## ASSIGNMENT
Restate each record word for word, omitting whatever pictures it holds.

── SUPPLIED MATERIAL

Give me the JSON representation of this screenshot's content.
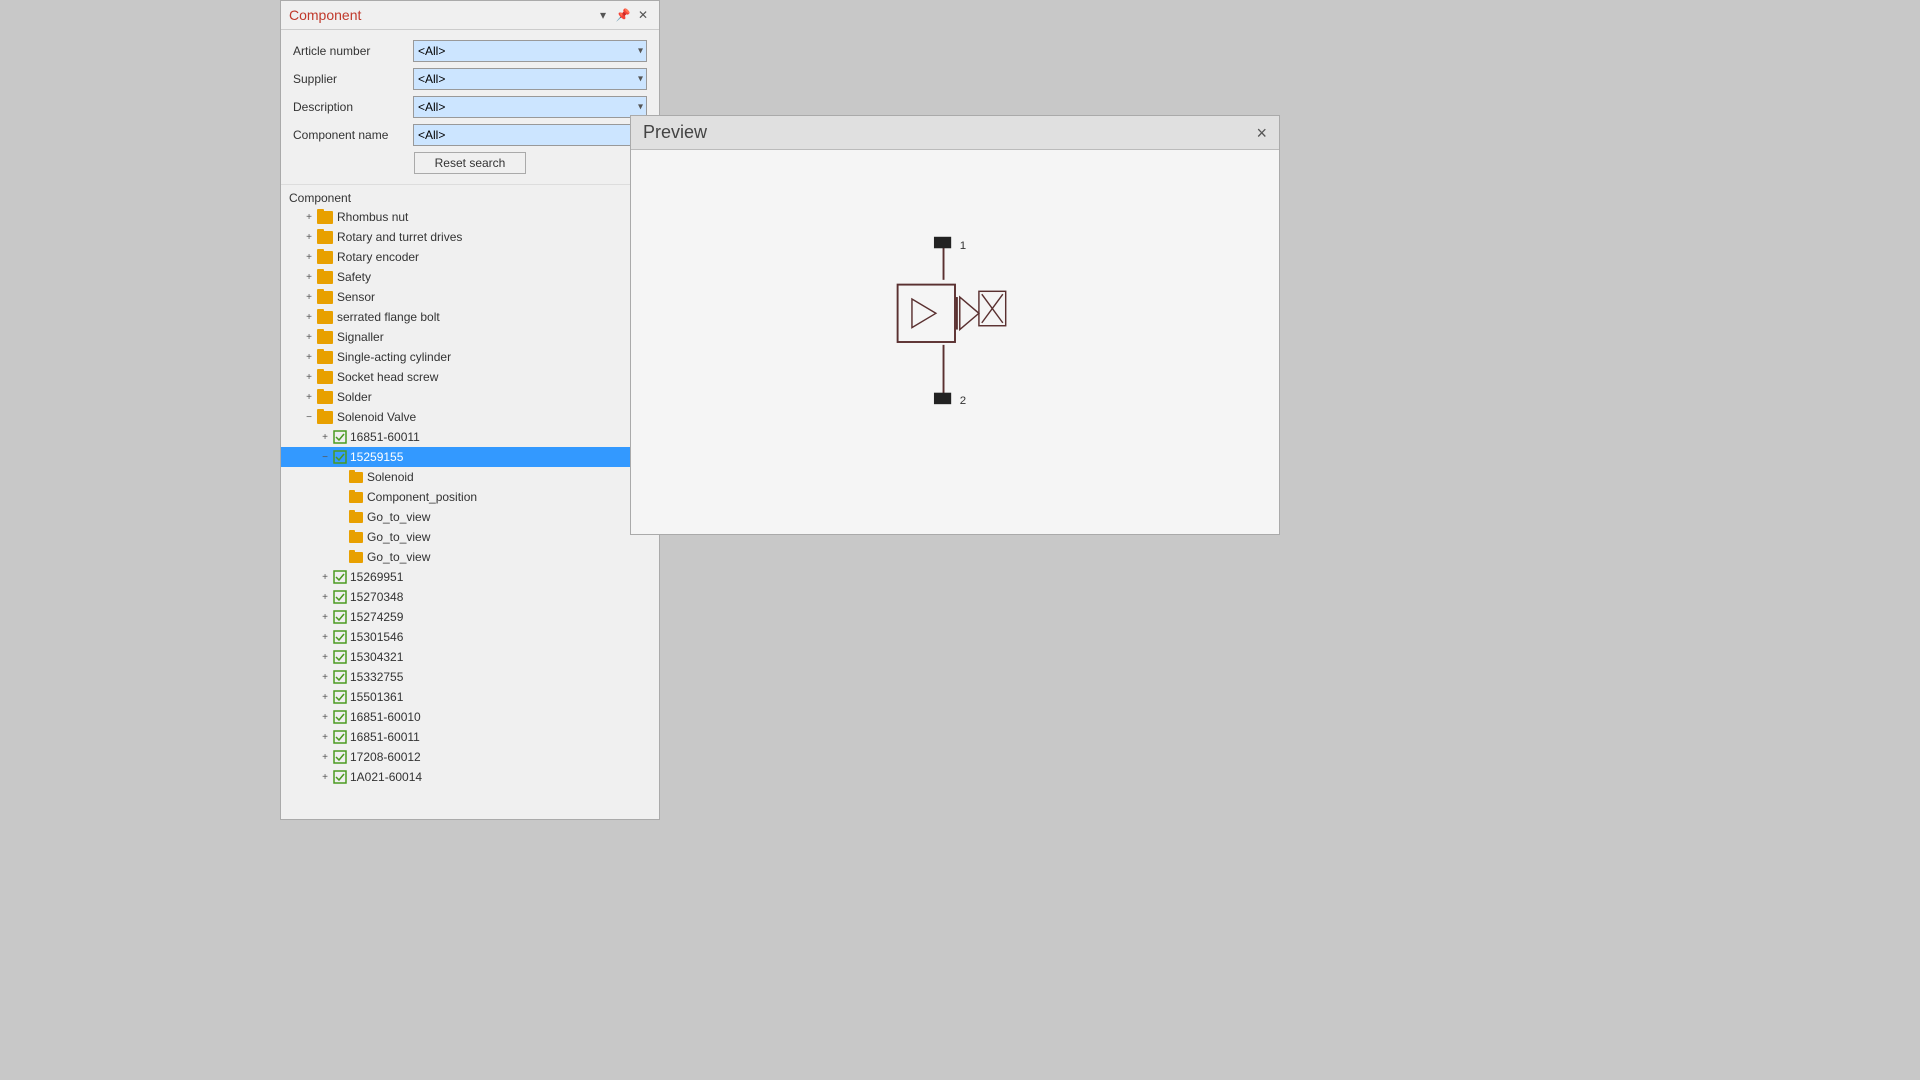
{
  "component_panel": {
    "title": "Component",
    "filters": {
      "article_number": {
        "label": "Article number",
        "value": "<All>",
        "options": [
          "<All>"
        ]
      },
      "supplier": {
        "label": "Supplier",
        "value": "<All>",
        "options": [
          "<All>"
        ]
      },
      "description": {
        "label": "Description",
        "value": "<All>",
        "options": [
          "<All>"
        ]
      },
      "component_name": {
        "label": "Component name",
        "value": "<All>",
        "options": [
          "<All>"
        ]
      }
    },
    "reset_button_label": "Reset search",
    "section_label": "Component",
    "tree_items": [
      {
        "id": "rhombus-nut",
        "label": "Rhombus nut",
        "level": 1,
        "type": "folder",
        "expanded": false
      },
      {
        "id": "rotary-turret",
        "label": "Rotary and turret drives",
        "level": 1,
        "type": "folder",
        "expanded": false
      },
      {
        "id": "rotary-encoder",
        "label": "Rotary encoder",
        "level": 1,
        "type": "folder",
        "expanded": false
      },
      {
        "id": "safety",
        "label": "Safety",
        "level": 1,
        "type": "folder",
        "expanded": false
      },
      {
        "id": "sensor",
        "label": "Sensor",
        "level": 1,
        "type": "folder",
        "expanded": false
      },
      {
        "id": "serrated-flange",
        "label": "serrated flange bolt",
        "level": 1,
        "type": "folder",
        "expanded": false
      },
      {
        "id": "signaller",
        "label": "Signaller",
        "level": 1,
        "type": "folder",
        "expanded": false
      },
      {
        "id": "single-acting",
        "label": "Single-acting cylinder",
        "level": 1,
        "type": "folder",
        "expanded": false
      },
      {
        "id": "socket-head",
        "label": "Socket head screw",
        "level": 1,
        "type": "folder",
        "expanded": false
      },
      {
        "id": "solder",
        "label": "Solder",
        "level": 1,
        "type": "folder",
        "expanded": false
      },
      {
        "id": "solenoid-valve",
        "label": "Solenoid Valve",
        "level": 1,
        "type": "folder",
        "expanded": true
      },
      {
        "id": "sv-16851-60011",
        "label": "16851-60011",
        "level": 2,
        "type": "component",
        "expanded": false
      },
      {
        "id": "sv-15259155",
        "label": "15259155",
        "level": 2,
        "type": "component",
        "expanded": true,
        "selected": true
      },
      {
        "id": "sv-solenoid",
        "label": "Solenoid",
        "level": 3,
        "type": "subfolder"
      },
      {
        "id": "sv-comp-pos",
        "label": "Component_position",
        "level": 3,
        "type": "subfolder"
      },
      {
        "id": "sv-goto1",
        "label": "Go_to_view",
        "level": 3,
        "type": "subfolder"
      },
      {
        "id": "sv-goto2",
        "label": "Go_to_view",
        "level": 3,
        "type": "subfolder"
      },
      {
        "id": "sv-goto3",
        "label": "Go_to_view",
        "level": 3,
        "type": "subfolder"
      },
      {
        "id": "sv-15269951",
        "label": "15269951",
        "level": 2,
        "type": "component",
        "expanded": false
      },
      {
        "id": "sv-15270348",
        "label": "15270348",
        "level": 2,
        "type": "component",
        "expanded": false
      },
      {
        "id": "sv-15274259",
        "label": "15274259",
        "level": 2,
        "type": "component",
        "expanded": false
      },
      {
        "id": "sv-15301546",
        "label": "15301546",
        "level": 2,
        "type": "component",
        "expanded": false
      },
      {
        "id": "sv-15304321",
        "label": "15304321",
        "level": 2,
        "type": "component",
        "expanded": false
      },
      {
        "id": "sv-15332755",
        "label": "15332755",
        "level": 2,
        "type": "component",
        "expanded": false
      },
      {
        "id": "sv-15501361",
        "label": "15501361",
        "level": 2,
        "type": "component",
        "expanded": false
      },
      {
        "id": "sv-16851-60010",
        "label": "16851-60010",
        "level": 2,
        "type": "component",
        "expanded": false
      },
      {
        "id": "sv-16851-60011b",
        "label": "16851-60011",
        "level": 2,
        "type": "component",
        "expanded": false
      },
      {
        "id": "sv-17208-60012",
        "label": "17208-60012",
        "level": 2,
        "type": "component",
        "expanded": false
      },
      {
        "id": "sv-1a021-60014",
        "label": "1A021-60014",
        "level": 2,
        "type": "component",
        "expanded": false
      }
    ]
  },
  "preview_panel": {
    "title": "Preview",
    "close_icon": "×"
  },
  "icons": {
    "pin": "📌",
    "dropdown": "▾",
    "expand": "⊞",
    "collapse": "⊟",
    "expand_sm": "+",
    "collapse_sm": "−"
  }
}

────

## RESULT OF THIS TASK
Give me the JSON representation of this screenshot's content.
{
  "component_panel": {
    "title": "Component",
    "filters": {
      "article_number": {
        "label": "Article number",
        "value": "<All>",
        "options": [
          "<All>"
        ]
      },
      "supplier": {
        "label": "Supplier",
        "value": "<All>",
        "options": [
          "<All>"
        ]
      },
      "description": {
        "label": "Description",
        "value": "<All>",
        "options": [
          "<All>"
        ]
      },
      "component_name": {
        "label": "Component name",
        "value": "<All>",
        "options": [
          "<All>"
        ]
      }
    },
    "reset_button_label": "Reset search",
    "section_label": "Component",
    "tree_items": [
      {
        "id": "rhombus-nut",
        "label": "Rhombus nut",
        "level": 1,
        "type": "folder",
        "expanded": false
      },
      {
        "id": "rotary-turret",
        "label": "Rotary and turret drives",
        "level": 1,
        "type": "folder",
        "expanded": false
      },
      {
        "id": "rotary-encoder",
        "label": "Rotary encoder",
        "level": 1,
        "type": "folder",
        "expanded": false
      },
      {
        "id": "safety",
        "label": "Safety",
        "level": 1,
        "type": "folder",
        "expanded": false
      },
      {
        "id": "sensor",
        "label": "Sensor",
        "level": 1,
        "type": "folder",
        "expanded": false
      },
      {
        "id": "serrated-flange",
        "label": "serrated flange bolt",
        "level": 1,
        "type": "folder",
        "expanded": false
      },
      {
        "id": "signaller",
        "label": "Signaller",
        "level": 1,
        "type": "folder",
        "expanded": false
      },
      {
        "id": "single-acting",
        "label": "Single-acting cylinder",
        "level": 1,
        "type": "folder",
        "expanded": false
      },
      {
        "id": "socket-head",
        "label": "Socket head screw",
        "level": 1,
        "type": "folder",
        "expanded": false
      },
      {
        "id": "solder",
        "label": "Solder",
        "level": 1,
        "type": "folder",
        "expanded": false
      },
      {
        "id": "solenoid-valve",
        "label": "Solenoid Valve",
        "level": 1,
        "type": "folder",
        "expanded": true
      },
      {
        "id": "sv-16851-60011",
        "label": "16851-60011",
        "level": 2,
        "type": "component",
        "expanded": false
      },
      {
        "id": "sv-15259155",
        "label": "15259155",
        "level": 2,
        "type": "component",
        "expanded": true,
        "selected": true
      },
      {
        "id": "sv-solenoid",
        "label": "Solenoid",
        "level": 3,
        "type": "subfolder"
      },
      {
        "id": "sv-comp-pos",
        "label": "Component_position",
        "level": 3,
        "type": "subfolder"
      },
      {
        "id": "sv-goto1",
        "label": "Go_to_view",
        "level": 3,
        "type": "subfolder"
      },
      {
        "id": "sv-goto2",
        "label": "Go_to_view",
        "level": 3,
        "type": "subfolder"
      },
      {
        "id": "sv-goto3",
        "label": "Go_to_view",
        "level": 3,
        "type": "subfolder"
      },
      {
        "id": "sv-15269951",
        "label": "15269951",
        "level": 2,
        "type": "component",
        "expanded": false
      },
      {
        "id": "sv-15270348",
        "label": "15270348",
        "level": 2,
        "type": "component",
        "expanded": false
      },
      {
        "id": "sv-15274259",
        "label": "15274259",
        "level": 2,
        "type": "component",
        "expanded": false
      },
      {
        "id": "sv-15301546",
        "label": "15301546",
        "level": 2,
        "type": "component",
        "expanded": false
      },
      {
        "id": "sv-15304321",
        "label": "15304321",
        "level": 2,
        "type": "component",
        "expanded": false
      },
      {
        "id": "sv-15332755",
        "label": "15332755",
        "level": 2,
        "type": "component",
        "expanded": false
      },
      {
        "id": "sv-15501361",
        "label": "15501361",
        "level": 2,
        "type": "component",
        "expanded": false
      },
      {
        "id": "sv-16851-60010",
        "label": "16851-60010",
        "level": 2,
        "type": "component",
        "expanded": false
      },
      {
        "id": "sv-16851-60011b",
        "label": "16851-60011",
        "level": 2,
        "type": "component",
        "expanded": false
      },
      {
        "id": "sv-17208-60012",
        "label": "17208-60012",
        "level": 2,
        "type": "component",
        "expanded": false
      },
      {
        "id": "sv-1a021-60014",
        "label": "1A021-60014",
        "level": 2,
        "type": "component",
        "expanded": false
      }
    ]
  },
  "preview_panel": {
    "title": "Preview",
    "close_icon": "×"
  },
  "icons": {
    "pin": "📌",
    "dropdown": "▾",
    "expand": "⊞",
    "collapse": "⊟",
    "expand_sm": "+",
    "collapse_sm": "−"
  }
}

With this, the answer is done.